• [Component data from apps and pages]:

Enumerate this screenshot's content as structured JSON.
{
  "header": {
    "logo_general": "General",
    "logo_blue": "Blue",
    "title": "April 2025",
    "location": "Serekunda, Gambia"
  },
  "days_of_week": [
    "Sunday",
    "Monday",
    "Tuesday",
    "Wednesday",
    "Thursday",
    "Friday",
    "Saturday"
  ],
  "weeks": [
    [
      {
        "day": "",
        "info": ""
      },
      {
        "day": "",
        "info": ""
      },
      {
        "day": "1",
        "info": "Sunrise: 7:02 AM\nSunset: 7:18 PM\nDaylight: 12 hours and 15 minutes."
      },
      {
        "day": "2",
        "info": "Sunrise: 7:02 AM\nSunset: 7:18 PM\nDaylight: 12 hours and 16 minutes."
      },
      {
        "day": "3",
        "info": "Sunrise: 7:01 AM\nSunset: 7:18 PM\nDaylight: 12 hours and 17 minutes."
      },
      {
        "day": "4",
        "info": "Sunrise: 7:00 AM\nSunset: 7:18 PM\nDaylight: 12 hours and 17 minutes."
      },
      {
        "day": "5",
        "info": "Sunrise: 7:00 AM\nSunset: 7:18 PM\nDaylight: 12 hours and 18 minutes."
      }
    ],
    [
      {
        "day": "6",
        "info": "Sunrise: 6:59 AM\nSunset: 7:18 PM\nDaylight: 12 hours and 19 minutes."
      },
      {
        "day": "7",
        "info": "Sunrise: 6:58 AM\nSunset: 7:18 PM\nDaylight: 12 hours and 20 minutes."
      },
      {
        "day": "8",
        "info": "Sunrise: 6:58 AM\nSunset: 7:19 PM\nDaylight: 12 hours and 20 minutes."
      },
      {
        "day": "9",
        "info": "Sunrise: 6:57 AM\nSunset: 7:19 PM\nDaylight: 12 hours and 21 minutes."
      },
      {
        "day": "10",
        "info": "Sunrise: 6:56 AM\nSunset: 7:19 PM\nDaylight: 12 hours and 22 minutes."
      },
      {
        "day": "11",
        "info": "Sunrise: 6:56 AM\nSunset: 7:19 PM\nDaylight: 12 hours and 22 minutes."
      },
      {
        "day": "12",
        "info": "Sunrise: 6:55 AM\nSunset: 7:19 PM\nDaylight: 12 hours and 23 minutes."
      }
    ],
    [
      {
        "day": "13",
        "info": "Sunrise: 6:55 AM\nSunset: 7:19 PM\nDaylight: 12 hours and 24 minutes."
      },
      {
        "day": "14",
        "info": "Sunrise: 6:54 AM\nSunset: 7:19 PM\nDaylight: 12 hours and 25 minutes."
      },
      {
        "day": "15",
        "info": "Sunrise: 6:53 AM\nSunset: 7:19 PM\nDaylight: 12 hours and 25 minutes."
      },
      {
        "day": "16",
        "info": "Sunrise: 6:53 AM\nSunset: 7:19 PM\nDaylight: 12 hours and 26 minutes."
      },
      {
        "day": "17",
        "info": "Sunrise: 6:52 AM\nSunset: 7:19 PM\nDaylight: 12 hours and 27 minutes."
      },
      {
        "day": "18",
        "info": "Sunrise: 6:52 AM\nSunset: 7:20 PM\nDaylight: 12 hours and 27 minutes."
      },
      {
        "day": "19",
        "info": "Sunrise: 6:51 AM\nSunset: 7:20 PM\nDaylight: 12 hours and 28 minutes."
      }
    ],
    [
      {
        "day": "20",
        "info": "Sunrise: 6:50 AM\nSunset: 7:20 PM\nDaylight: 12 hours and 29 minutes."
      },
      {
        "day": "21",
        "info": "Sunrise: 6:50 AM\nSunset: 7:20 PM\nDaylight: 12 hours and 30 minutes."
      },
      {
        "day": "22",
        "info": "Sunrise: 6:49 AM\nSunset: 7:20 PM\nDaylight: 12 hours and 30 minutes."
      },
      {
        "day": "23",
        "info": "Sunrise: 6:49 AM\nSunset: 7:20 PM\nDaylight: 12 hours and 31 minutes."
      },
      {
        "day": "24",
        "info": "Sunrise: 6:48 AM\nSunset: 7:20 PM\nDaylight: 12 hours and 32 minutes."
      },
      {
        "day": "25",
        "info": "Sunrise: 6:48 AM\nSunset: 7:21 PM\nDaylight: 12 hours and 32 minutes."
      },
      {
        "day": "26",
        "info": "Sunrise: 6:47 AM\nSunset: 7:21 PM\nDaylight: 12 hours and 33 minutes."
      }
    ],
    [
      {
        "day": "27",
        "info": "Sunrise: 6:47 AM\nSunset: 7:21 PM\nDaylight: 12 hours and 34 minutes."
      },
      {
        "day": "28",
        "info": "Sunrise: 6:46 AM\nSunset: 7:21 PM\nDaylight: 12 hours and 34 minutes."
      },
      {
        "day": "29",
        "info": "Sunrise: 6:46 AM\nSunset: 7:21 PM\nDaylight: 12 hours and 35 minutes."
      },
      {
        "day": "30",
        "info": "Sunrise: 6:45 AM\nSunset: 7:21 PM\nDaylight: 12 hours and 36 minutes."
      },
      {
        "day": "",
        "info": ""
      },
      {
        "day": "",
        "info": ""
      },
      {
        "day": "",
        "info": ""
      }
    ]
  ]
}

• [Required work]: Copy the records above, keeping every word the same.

• [Task solution]:
Enumerate this screenshot's content as structured JSON.
{
  "header": {
    "logo_general": "General",
    "logo_blue": "Blue",
    "title": "April 2025",
    "location": "Serekunda, Gambia"
  },
  "days_of_week": [
    "Sunday",
    "Monday",
    "Tuesday",
    "Wednesday",
    "Thursday",
    "Friday",
    "Saturday"
  ],
  "weeks": [
    [
      {
        "day": "",
        "info": ""
      },
      {
        "day": "",
        "info": ""
      },
      {
        "day": "1",
        "info": "Sunrise: 7:02 AM\nSunset: 7:18 PM\nDaylight: 12 hours and 15 minutes."
      },
      {
        "day": "2",
        "info": "Sunrise: 7:02 AM\nSunset: 7:18 PM\nDaylight: 12 hours and 16 minutes."
      },
      {
        "day": "3",
        "info": "Sunrise: 7:01 AM\nSunset: 7:18 PM\nDaylight: 12 hours and 17 minutes."
      },
      {
        "day": "4",
        "info": "Sunrise: 7:00 AM\nSunset: 7:18 PM\nDaylight: 12 hours and 17 minutes."
      },
      {
        "day": "5",
        "info": "Sunrise: 7:00 AM\nSunset: 7:18 PM\nDaylight: 12 hours and 18 minutes."
      }
    ],
    [
      {
        "day": "6",
        "info": "Sunrise: 6:59 AM\nSunset: 7:18 PM\nDaylight: 12 hours and 19 minutes."
      },
      {
        "day": "7",
        "info": "Sunrise: 6:58 AM\nSunset: 7:18 PM\nDaylight: 12 hours and 20 minutes."
      },
      {
        "day": "8",
        "info": "Sunrise: 6:58 AM\nSunset: 7:19 PM\nDaylight: 12 hours and 20 minutes."
      },
      {
        "day": "9",
        "info": "Sunrise: 6:57 AM\nSunset: 7:19 PM\nDaylight: 12 hours and 21 minutes."
      },
      {
        "day": "10",
        "info": "Sunrise: 6:56 AM\nSunset: 7:19 PM\nDaylight: 12 hours and 22 minutes."
      },
      {
        "day": "11",
        "info": "Sunrise: 6:56 AM\nSunset: 7:19 PM\nDaylight: 12 hours and 22 minutes."
      },
      {
        "day": "12",
        "info": "Sunrise: 6:55 AM\nSunset: 7:19 PM\nDaylight: 12 hours and 23 minutes."
      }
    ],
    [
      {
        "day": "13",
        "info": "Sunrise: 6:55 AM\nSunset: 7:19 PM\nDaylight: 12 hours and 24 minutes."
      },
      {
        "day": "14",
        "info": "Sunrise: 6:54 AM\nSunset: 7:19 PM\nDaylight: 12 hours and 25 minutes."
      },
      {
        "day": "15",
        "info": "Sunrise: 6:53 AM\nSunset: 7:19 PM\nDaylight: 12 hours and 25 minutes."
      },
      {
        "day": "16",
        "info": "Sunrise: 6:53 AM\nSunset: 7:19 PM\nDaylight: 12 hours and 26 minutes."
      },
      {
        "day": "17",
        "info": "Sunrise: 6:52 AM\nSunset: 7:19 PM\nDaylight: 12 hours and 27 minutes."
      },
      {
        "day": "18",
        "info": "Sunrise: 6:52 AM\nSunset: 7:20 PM\nDaylight: 12 hours and 27 minutes."
      },
      {
        "day": "19",
        "info": "Sunrise: 6:51 AM\nSunset: 7:20 PM\nDaylight: 12 hours and 28 minutes."
      }
    ],
    [
      {
        "day": "20",
        "info": "Sunrise: 6:50 AM\nSunset: 7:20 PM\nDaylight: 12 hours and 29 minutes."
      },
      {
        "day": "21",
        "info": "Sunrise: 6:50 AM\nSunset: 7:20 PM\nDaylight: 12 hours and 30 minutes."
      },
      {
        "day": "22",
        "info": "Sunrise: 6:49 AM\nSunset: 7:20 PM\nDaylight: 12 hours and 30 minutes."
      },
      {
        "day": "23",
        "info": "Sunrise: 6:49 AM\nSunset: 7:20 PM\nDaylight: 12 hours and 31 minutes."
      },
      {
        "day": "24",
        "info": "Sunrise: 6:48 AM\nSunset: 7:20 PM\nDaylight: 12 hours and 32 minutes."
      },
      {
        "day": "25",
        "info": "Sunrise: 6:48 AM\nSunset: 7:21 PM\nDaylight: 12 hours and 32 minutes."
      },
      {
        "day": "26",
        "info": "Sunrise: 6:47 AM\nSunset: 7:21 PM\nDaylight: 12 hours and 33 minutes."
      }
    ],
    [
      {
        "day": "27",
        "info": "Sunrise: 6:47 AM\nSunset: 7:21 PM\nDaylight: 12 hours and 34 minutes."
      },
      {
        "day": "28",
        "info": "Sunrise: 6:46 AM\nSunset: 7:21 PM\nDaylight: 12 hours and 34 minutes."
      },
      {
        "day": "29",
        "info": "Sunrise: 6:46 AM\nSunset: 7:21 PM\nDaylight: 12 hours and 35 minutes."
      },
      {
        "day": "30",
        "info": "Sunrise: 6:45 AM\nSunset: 7:21 PM\nDaylight: 12 hours and 36 minutes."
      },
      {
        "day": "",
        "info": ""
      },
      {
        "day": "",
        "info": ""
      },
      {
        "day": "",
        "info": ""
      }
    ]
  ]
}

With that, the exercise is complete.